── Supplied material ──

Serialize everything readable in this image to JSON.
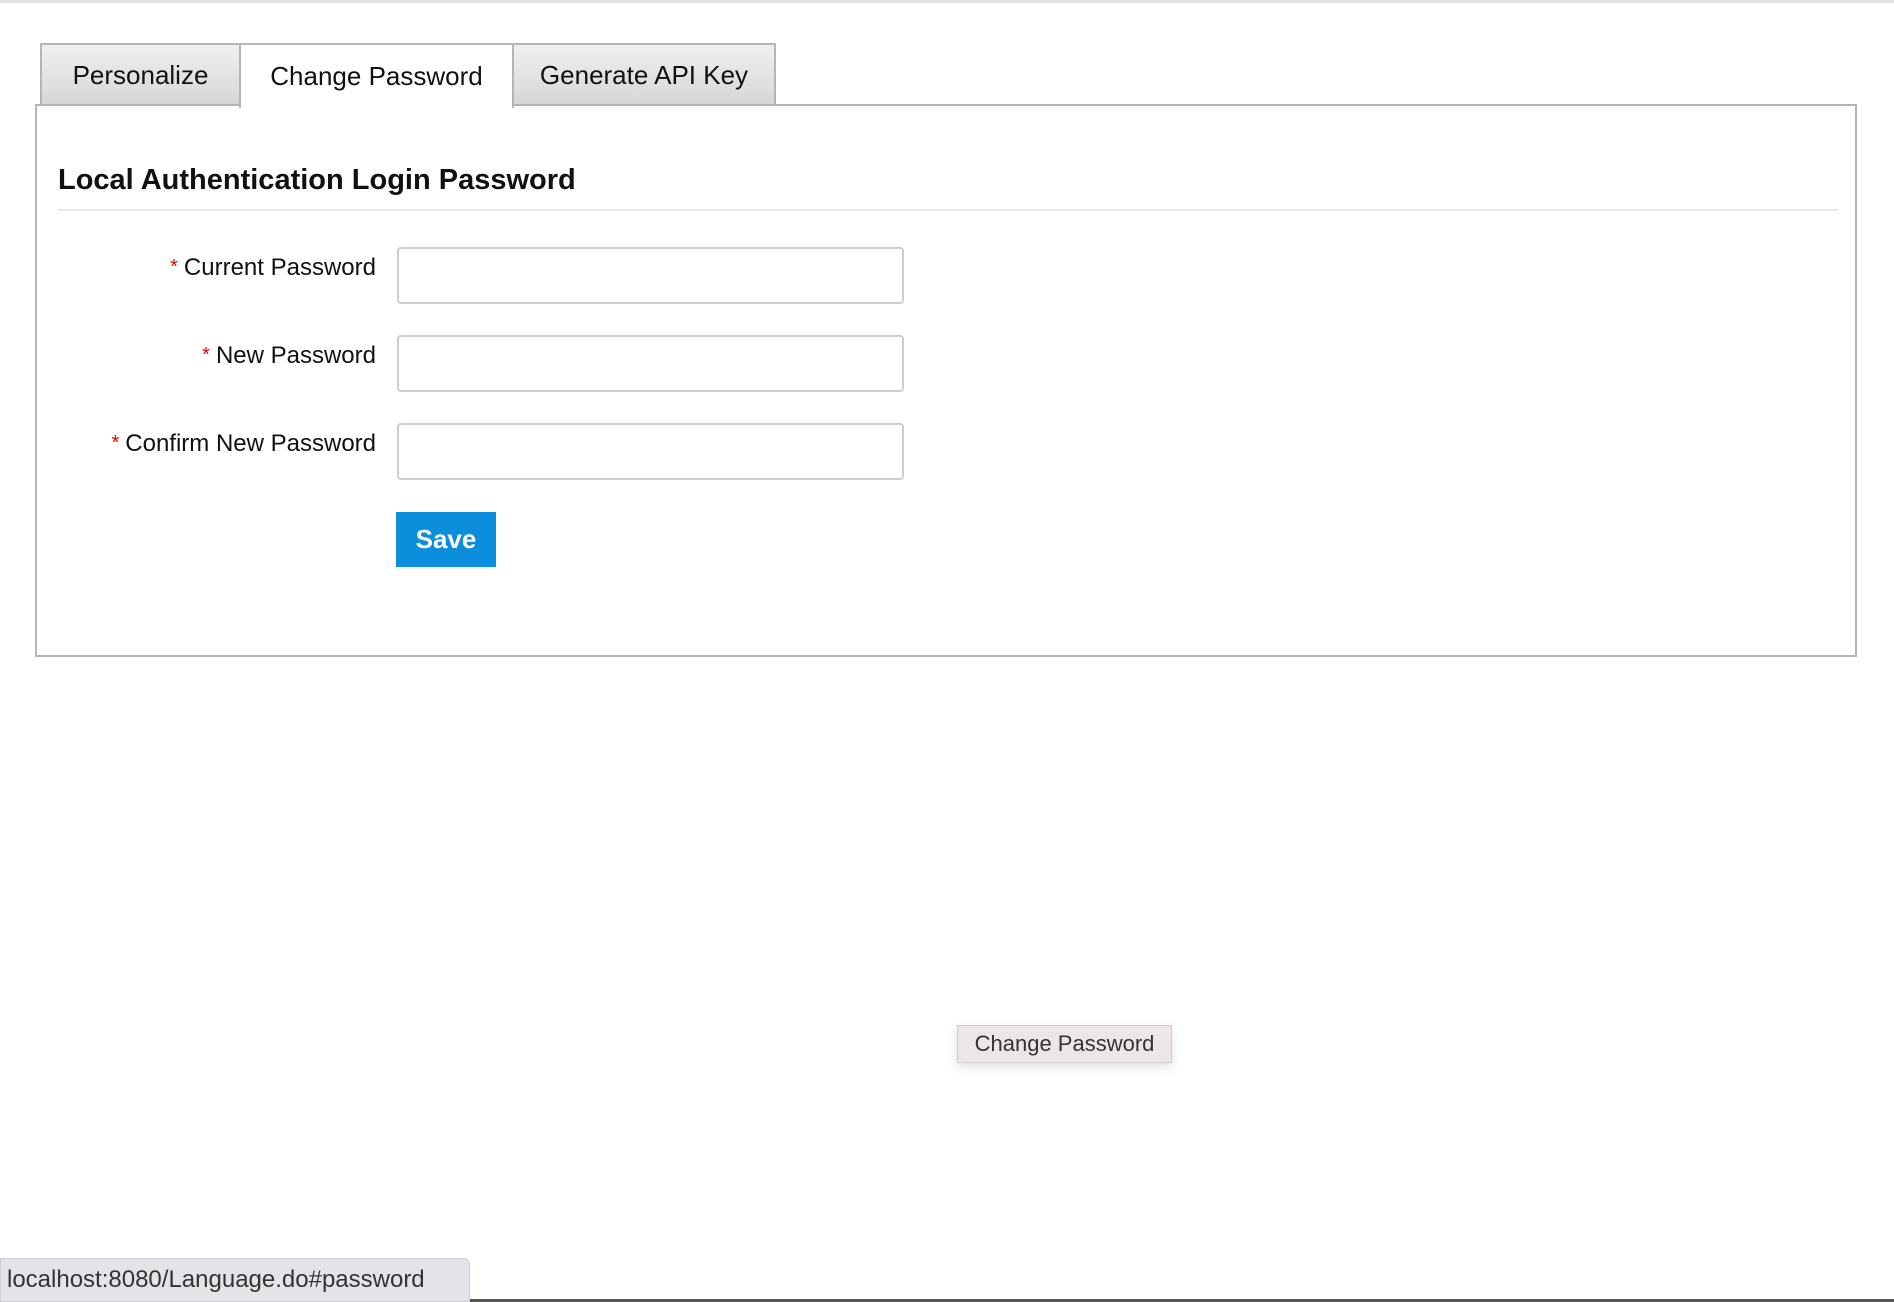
{
  "tabs": [
    {
      "label": "Personalize",
      "active": false
    },
    {
      "label": "Change Password",
      "active": true
    },
    {
      "label": "Generate API Key",
      "active": false
    }
  ],
  "section": {
    "title": "Local Authentication Login Password"
  },
  "form": {
    "required_marker": "*",
    "fields": [
      {
        "label": "Current Password",
        "value": ""
      },
      {
        "label": "New Password",
        "value": ""
      },
      {
        "label": "Confirm New Password",
        "value": ""
      }
    ],
    "save_label": "Save"
  },
  "tooltip": {
    "text": "Change Password"
  },
  "status_bar": {
    "url": "localhost:8080/Language.do#password"
  },
  "colors": {
    "accent": "#0b8fdc",
    "required": "#ee0000"
  }
}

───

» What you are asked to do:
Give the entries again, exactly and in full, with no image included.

» Answer to the exercise:
Serialize everything readable in this image to JSON.
{
  "tabs": [
    {
      "label": "Personalize",
      "active": false
    },
    {
      "label": "Change Password",
      "active": true
    },
    {
      "label": "Generate API Key",
      "active": false
    }
  ],
  "section": {
    "title": "Local Authentication Login Password"
  },
  "form": {
    "required_marker": "*",
    "fields": [
      {
        "label": "Current Password",
        "value": ""
      },
      {
        "label": "New Password",
        "value": ""
      },
      {
        "label": "Confirm New Password",
        "value": ""
      }
    ],
    "save_label": "Save"
  },
  "tooltip": {
    "text": "Change Password"
  },
  "status_bar": {
    "url": "localhost:8080/Language.do#password"
  },
  "colors": {
    "accent": "#0b8fdc",
    "required": "#ee0000"
  }
}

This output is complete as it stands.